Lips loosed by Lucky, she confessed how difficult it was sometimes, moving to DC, making friends, trying to fit in in the local scene, her frustrations, the discrimination and microaggressions she still experienced from supposedly liberal individuals. The comments, the ignorant, insulting questions, when they would ask if they could touch her hair.
He listened, and nodded, and agreed with her. He asked the right questions, expertly stoking the conversation.
Then he told her about the time he and a couple of friends hopped a freight train in Nebraska.
A train that refused to stop for days. They’d huddled for warmth in a rickety boxcar completely lacking in food or water. Freezing and dehydrated in the December chill they’d finally decided to jump from the still-moving train, spraining his ankle in the process. For miles they walked, fatigued, in pain, along a country road, barbed wire fences, ditches filled with snow, eventually stumbling upon a small house.
The woman who lived there welcomed them in, encouraged them to bathe and clean up while she washed their clothes and made them hot soup. She let them use her phone to call their parents long distance, and let them spend the night in the spare bedroom. She drove them to the Greyhound station the next day and wished them good luck, asking for nothing in return.
Some time later he looked her up online, to thank her, and was informed she died of cancer shortly thereafter. She’d had no family.
He started at the underpass in silence as shiny cars sped past.
She asked him if he was going to the protest the next day, of the invasion of Iraq.
He said yes.

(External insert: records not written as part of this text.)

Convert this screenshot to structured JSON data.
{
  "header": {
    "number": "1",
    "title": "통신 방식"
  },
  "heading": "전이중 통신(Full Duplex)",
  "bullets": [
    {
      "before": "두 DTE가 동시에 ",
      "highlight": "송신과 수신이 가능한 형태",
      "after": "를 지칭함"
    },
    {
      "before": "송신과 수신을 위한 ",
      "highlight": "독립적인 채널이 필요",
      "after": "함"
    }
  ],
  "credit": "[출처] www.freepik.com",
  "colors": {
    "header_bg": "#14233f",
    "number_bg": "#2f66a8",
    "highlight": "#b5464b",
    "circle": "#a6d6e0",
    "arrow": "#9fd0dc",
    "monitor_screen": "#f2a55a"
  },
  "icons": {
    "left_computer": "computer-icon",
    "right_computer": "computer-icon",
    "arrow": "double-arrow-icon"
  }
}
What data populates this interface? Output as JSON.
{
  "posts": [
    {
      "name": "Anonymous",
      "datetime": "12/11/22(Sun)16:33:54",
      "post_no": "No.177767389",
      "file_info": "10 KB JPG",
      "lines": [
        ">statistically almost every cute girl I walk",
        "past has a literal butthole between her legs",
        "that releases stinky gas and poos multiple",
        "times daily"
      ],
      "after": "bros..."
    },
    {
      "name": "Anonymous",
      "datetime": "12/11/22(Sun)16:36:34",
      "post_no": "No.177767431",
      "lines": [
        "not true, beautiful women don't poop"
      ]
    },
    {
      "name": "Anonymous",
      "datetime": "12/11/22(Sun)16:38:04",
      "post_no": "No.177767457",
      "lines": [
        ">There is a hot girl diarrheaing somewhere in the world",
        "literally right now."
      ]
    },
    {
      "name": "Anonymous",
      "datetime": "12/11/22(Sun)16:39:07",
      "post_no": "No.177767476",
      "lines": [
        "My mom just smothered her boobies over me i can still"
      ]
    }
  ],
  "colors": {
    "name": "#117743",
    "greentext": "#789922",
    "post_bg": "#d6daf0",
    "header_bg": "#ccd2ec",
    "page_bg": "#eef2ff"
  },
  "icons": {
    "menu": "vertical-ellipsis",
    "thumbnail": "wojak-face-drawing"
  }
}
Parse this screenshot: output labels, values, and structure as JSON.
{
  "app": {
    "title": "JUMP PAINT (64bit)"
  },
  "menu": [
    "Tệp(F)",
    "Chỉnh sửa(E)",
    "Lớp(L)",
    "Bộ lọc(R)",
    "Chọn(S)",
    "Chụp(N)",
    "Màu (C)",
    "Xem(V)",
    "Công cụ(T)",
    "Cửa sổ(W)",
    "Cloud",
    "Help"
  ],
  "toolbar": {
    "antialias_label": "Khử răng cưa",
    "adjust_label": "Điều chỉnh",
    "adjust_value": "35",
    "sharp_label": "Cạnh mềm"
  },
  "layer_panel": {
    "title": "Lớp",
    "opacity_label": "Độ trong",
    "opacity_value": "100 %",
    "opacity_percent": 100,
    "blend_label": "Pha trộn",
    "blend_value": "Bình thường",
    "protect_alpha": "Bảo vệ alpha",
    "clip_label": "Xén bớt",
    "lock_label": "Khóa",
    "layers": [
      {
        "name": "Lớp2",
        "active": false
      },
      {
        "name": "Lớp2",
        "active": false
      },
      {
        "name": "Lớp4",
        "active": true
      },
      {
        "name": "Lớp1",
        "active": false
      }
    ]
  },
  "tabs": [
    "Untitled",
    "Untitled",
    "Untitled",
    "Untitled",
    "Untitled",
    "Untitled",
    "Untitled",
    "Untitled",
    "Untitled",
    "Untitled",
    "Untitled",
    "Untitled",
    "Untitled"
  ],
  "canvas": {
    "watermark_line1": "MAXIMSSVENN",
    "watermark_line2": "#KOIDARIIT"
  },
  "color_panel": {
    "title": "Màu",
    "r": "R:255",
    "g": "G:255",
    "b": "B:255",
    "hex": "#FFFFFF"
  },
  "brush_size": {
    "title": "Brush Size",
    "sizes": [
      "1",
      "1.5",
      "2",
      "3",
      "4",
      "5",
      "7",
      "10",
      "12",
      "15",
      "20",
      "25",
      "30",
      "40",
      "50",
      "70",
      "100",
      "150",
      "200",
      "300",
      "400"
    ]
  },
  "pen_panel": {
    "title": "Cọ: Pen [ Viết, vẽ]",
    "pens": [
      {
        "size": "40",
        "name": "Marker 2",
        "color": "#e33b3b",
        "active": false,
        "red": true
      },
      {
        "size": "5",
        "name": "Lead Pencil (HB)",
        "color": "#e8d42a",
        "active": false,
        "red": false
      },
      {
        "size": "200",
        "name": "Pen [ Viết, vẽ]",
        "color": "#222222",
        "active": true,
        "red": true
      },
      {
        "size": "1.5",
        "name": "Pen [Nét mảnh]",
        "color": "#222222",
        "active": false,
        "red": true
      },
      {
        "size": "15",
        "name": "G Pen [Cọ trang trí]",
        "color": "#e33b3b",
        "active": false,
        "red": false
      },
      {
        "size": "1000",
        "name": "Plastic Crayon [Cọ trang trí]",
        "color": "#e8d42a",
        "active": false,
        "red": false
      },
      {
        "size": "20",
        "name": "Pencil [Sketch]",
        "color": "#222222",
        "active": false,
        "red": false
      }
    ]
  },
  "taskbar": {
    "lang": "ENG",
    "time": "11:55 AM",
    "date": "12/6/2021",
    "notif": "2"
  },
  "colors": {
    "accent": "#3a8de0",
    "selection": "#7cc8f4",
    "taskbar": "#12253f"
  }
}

A ghastly placard depicting an aborted fetus, bright crimson against the sterile white of a city lightly dusted with snow that would soon melt. Gathered there a hateful crowd screaming at her, calling her a slut, a whore, promising damnation. She felt his arm tense as he walked her to the main entrance of the clinic. Part of him wanted to punch them she knew, part of her wanted him to, wanted to join him.
But he stayed with her.
Then it was done.
He drove her places when she couldn’t see through the tears.
It wasn’t easy, but she did not regret her decision. And he had made it abundantly clear he would support her no matter what.
Like walking through a dream, past columns of ghostly green flame, reluctantly she followed the others as they entered the wreckage of the plane, hugging tightly to her chest the medical supplies she’d scavenged from the ice.
Inside it was dark, the red sky bled through from the window seats. Row upon row of twisted forms, crumpled, crushed. Rag dolls. The air was thick with the scent of burning plastic and the familiar metallic tang of the scent of blood. Brushing aside dangling oxygen masks, she made her way over to where the others stood.
In front of her caught in the beams of keychain flashlights was a man, bleeding profusely from a deep gash in his forehead, pulsing with every heartbeat, unconscious but still breathing.
She and the woman in front of her exclaimed in unison, “Jacob?!”
The other woman, the Indian woman with the broken arm turned to her, “You know him?”
“I should hope so.” she said as she reluctantly began threading the curved suture needle, hands shaking. “He’s my husband.”